For all my fooling around with steampunk slang, clothing, and book titles, I doubt I’ll ever write one.
I don’t like the Victorian Age that much
Oh, I’ve tried to like it. I had an older sibling who was infatuated with Victorian decor, china, and 1980s Victorian revival fashions. I liked them from an aesthetic viewpoint. They were pretty and feminine and nostalgic. For a while all the blouses I wore had to be cotton or linen, and ironed by hand with starch or sizing. I liked flouncy, flowing skirts and delicate jewelry, too. But, they really didn’t fit my lifestyle, which was all about activity and getting dirty. I didn’t like feeling like a shy virginal flower either. My nature is more direct. They didn’t fit with who I was. I can admire the delicacy and prettiness of a china tea service, but even for home decor it doesn’t fit me. I like the bold, natural colors of Mexico and things that look handmade. I like natural wood and nature motifs and real leather. It’s something that says home to me.
Actual Victorian women’s fashions, the kind you’d see in a museum, bring to mind psychic and physical pain. I’ll never forget a passage from one of the Little House on the Prairie books where Laura is annoyed with her goody-goody older sister Mary because Mary sleeps in a corset and Laura can’t, because she likes to be able to breathe. Now, I know there are corset revisionists out there who say corseting isn’t really all that bad, you just have to get one that’s properly fitted, yadda yadda yadda. But the truth is, they were made to keep upper and middle-class women inactive and on display. Working women, like these lady’s servants, used corsets to support their bosoms but did not lace themselves so tight they could not work. Tiny waists indicated that a wife or daughter need not lift a finger. That was for the peons.
The heaviness of Victorian clothing repulsed me also. I grew up in hot, humid New Jersey where even shorts and a tube top failed to keep one cool in the August heat. To be corseted and wrapped in multiple petticoats, sleeves, and layers was a thing that sounded like torture. Even if the world was a little cooler back then and the dwelling rooms higher and more airy.
I also hated the waste of it all. As a child I read in an animal book that many species of birds almost went extinct because they were shot for their feathers which were used for lady’s hats. Tiger skins, beaver pelts, elephant ivory, scrimshaw… all this Victorian frippery was evidence of the wholesale slaughter like the nature was a never-ending fountain of riches. And let’s not even go into British, Dutch, German, and French colonization of Africa, India, and other places and the colonizers’ treatment of native peoples, which often received “scientific” justification from the nascent field of genetics.
And of course, there’s the wholesale pollution of rivers, air, and cities because of industrialization and the burning of coal. London in particular suffered from horrendous sulphor fogs which persisted even into the 1950s.

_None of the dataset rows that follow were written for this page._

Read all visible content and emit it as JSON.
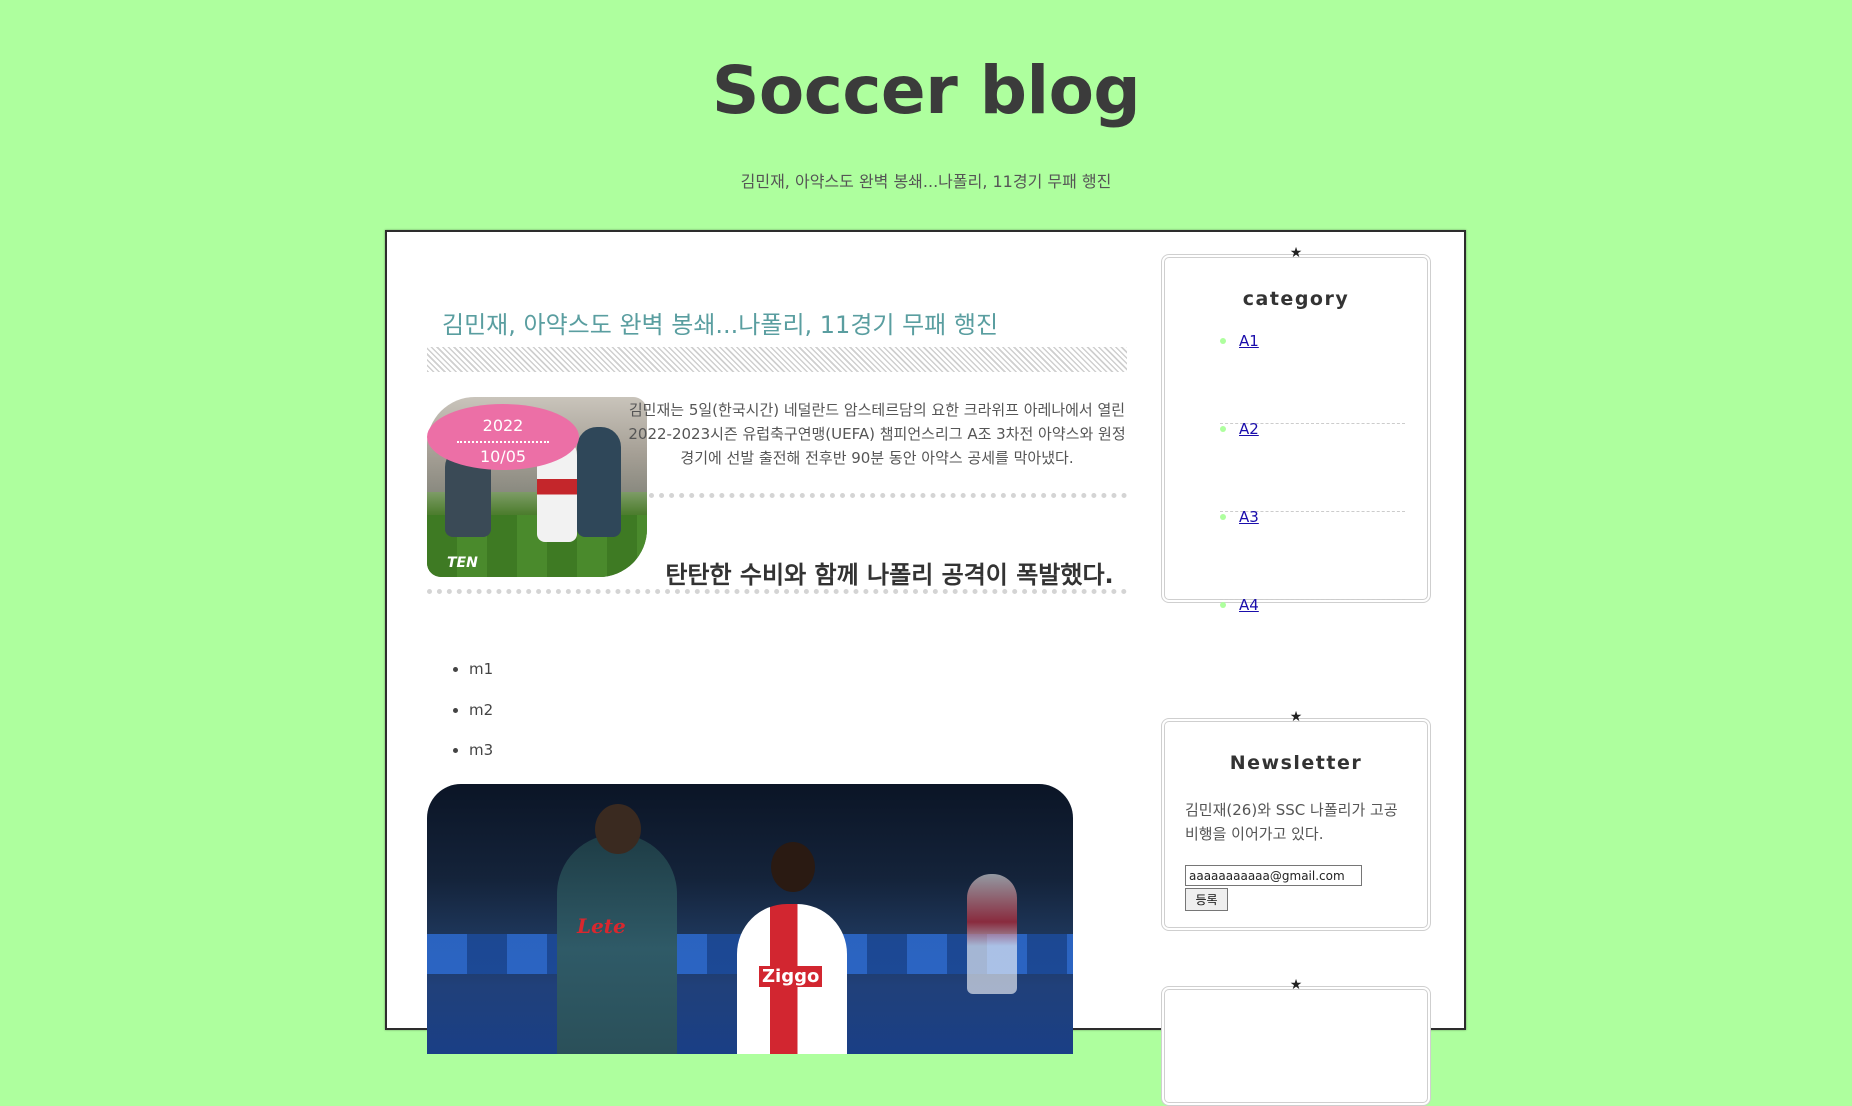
{
  "header": {
    "title": "Soccer blog",
    "subtitle": "김민재, 아약스도 완벽 봉쇄...나폴리, 11경기 무패 행진"
  },
  "post": {
    "title": "김민재, 아약스도 완벽 봉쇄...나폴리, 11경기 무패 행진",
    "date_year": "2022",
    "date_month_day": "10/05",
    "intro": "김민재는 5일(한국시간) 네덜란드 암스테르담의 요한 크라위프 아레나에서 열린 2022-2023시즌 유럽축구연맹(UEFA) 챔피언스리그 A조 3차전 아약스와 원정 경기에 선발 출전해 전후반 90분 동안 아약스 공세를 막아냈다.",
    "subheading": "탄탄한 수비와 함께 나폴리 공격이 폭발했다.",
    "thumb_watermark": "TEN",
    "list": [
      "m1",
      "m2",
      "m3"
    ],
    "hero_sponsors": [
      "Lete",
      "Ziggo"
    ]
  },
  "sidebar": {
    "category": {
      "title": "category",
      "items": [
        "A1",
        "A2",
        "A3",
        "A4"
      ]
    },
    "newsletter": {
      "title": "Newsletter",
      "text": "김민재(26)와 SSC 나폴리가 고공 비행을 이어가고 있다.",
      "email_value": "aaaaaaaaaaa@gmail.com",
      "submit_label": "등록"
    },
    "star_glyph": "★"
  },
  "colors": {
    "page_background": "#aeff9e",
    "post_title": "#5a9ea0",
    "date_badge": "#ec6fa6",
    "link": "#1a0dab"
  }
}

I couldn’t even start reading The Difference Engine, one of the books that started Steampunk on its way, because the first chapter was about the proverbial hooker with a heart of gold. That’s one trope I was tired of even when it came out.
But… who knows. Perhaps I might write some dystopian Steampunk story in the future, something horrendous and disturbing.
Need some ideas for yourself? Here’s a list of more randomly generated titles.
More Steampunk Novels
Gears of Beguilement
An Affair of Soulless Spectacle
The Affair of the Brass Parasol
The Bronze Homunculous
The Partisan Turbines
The Recollections of a Pallid Gentleman
The Eurhythmic Breath of Angels
An Incident of Wondrous Scandal
The Alloy Runner
The Compass Thief
A Scoundrel of Queer Rebellion
The Girl in the Pallid Cameo
A Steam-Driven Mirror
The Pneumatic Throne
The Tick-Tock Hunter
The Turbines of Phantasm
At the Wireless Circus
The Steam-Driven Summer
The Warlord’s Compass